**Provided entries**
== == ==
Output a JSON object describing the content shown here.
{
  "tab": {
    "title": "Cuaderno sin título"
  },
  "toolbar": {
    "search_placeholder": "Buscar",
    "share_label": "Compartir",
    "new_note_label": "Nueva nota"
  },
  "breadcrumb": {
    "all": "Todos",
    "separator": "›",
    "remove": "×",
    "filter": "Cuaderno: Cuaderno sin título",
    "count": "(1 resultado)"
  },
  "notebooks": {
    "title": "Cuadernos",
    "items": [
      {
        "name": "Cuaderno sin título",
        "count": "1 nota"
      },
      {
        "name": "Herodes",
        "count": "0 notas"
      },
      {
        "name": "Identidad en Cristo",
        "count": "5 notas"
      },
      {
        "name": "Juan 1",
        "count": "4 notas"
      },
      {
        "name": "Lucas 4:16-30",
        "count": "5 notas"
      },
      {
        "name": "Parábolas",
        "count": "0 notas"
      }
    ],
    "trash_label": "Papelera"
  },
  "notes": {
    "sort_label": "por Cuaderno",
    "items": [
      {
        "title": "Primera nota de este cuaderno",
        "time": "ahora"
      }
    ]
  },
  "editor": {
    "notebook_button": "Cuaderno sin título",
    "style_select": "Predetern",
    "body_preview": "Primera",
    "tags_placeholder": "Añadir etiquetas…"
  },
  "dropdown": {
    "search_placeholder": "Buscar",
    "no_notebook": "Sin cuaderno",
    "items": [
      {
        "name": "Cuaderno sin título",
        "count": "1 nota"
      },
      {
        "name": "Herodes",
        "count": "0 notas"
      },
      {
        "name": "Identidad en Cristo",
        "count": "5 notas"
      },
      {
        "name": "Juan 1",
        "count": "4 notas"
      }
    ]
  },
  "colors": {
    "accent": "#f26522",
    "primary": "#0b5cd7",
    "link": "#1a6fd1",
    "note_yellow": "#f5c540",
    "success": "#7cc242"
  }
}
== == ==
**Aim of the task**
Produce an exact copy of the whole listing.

**Task answer**
Output a JSON object describing the content shown here.
{
  "tab": {
    "title": "Cuaderno sin título"
  },
  "toolbar": {
    "search_placeholder": "Buscar",
    "share_label": "Compartir",
    "new_note_label": "Nueva nota"
  },
  "breadcrumb": {
    "all": "Todos",
    "separator": "›",
    "remove": "×",
    "filter": "Cuaderno: Cuaderno sin título",
    "count": "(1 resultado)"
  },
  "notebooks": {
    "title": "Cuadernos",
    "items": [
      {
        "name": "Cuaderno sin título",
        "count": "1 nota"
      },
      {
        "name": "Herodes",
        "count": "0 notas"
      },
      {
        "name": "Identidad en Cristo",
        "count": "5 notas"
      },
      {
        "name": "Juan 1",
        "count": "4 notas"
      },
      {
        "name": "Lucas 4:16-30",
        "count": "5 notas"
      },
      {
        "name": "Parábolas",
        "count": "0 notas"
      }
    ],
    "trash_label": "Papelera"
  },
  "notes": {
    "sort_label": "por Cuaderno",
    "items": [
      {
        "title": "Primera nota de este cuaderno",
        "time": "ahora"
      }
    ]
  },
  "editor": {
    "notebook_button": "Cuaderno sin título",
    "style_select": "Predetern",
    "body_preview": "Primera",
    "tags_placeholder": "Añadir etiquetas…"
  },
  "dropdown": {
    "search_placeholder": "Buscar",
    "no_notebook": "Sin cuaderno",
    "items": [
      {
        "name": "Cuaderno sin título",
        "count": "1 nota"
      },
      {
        "name": "Herodes",
        "count": "0 notas"
      },
      {
        "name": "Identidad en Cristo",
        "count": "5 notas"
      },
      {
        "name": "Juan 1",
        "count": "4 notas"
      }
    ]
  },
  "colors": {
    "accent": "#f26522",
    "primary": "#0b5cd7",
    "link": "#1a6fd1",
    "note_yellow": "#f5c540",
    "success": "#7cc242"
  }
}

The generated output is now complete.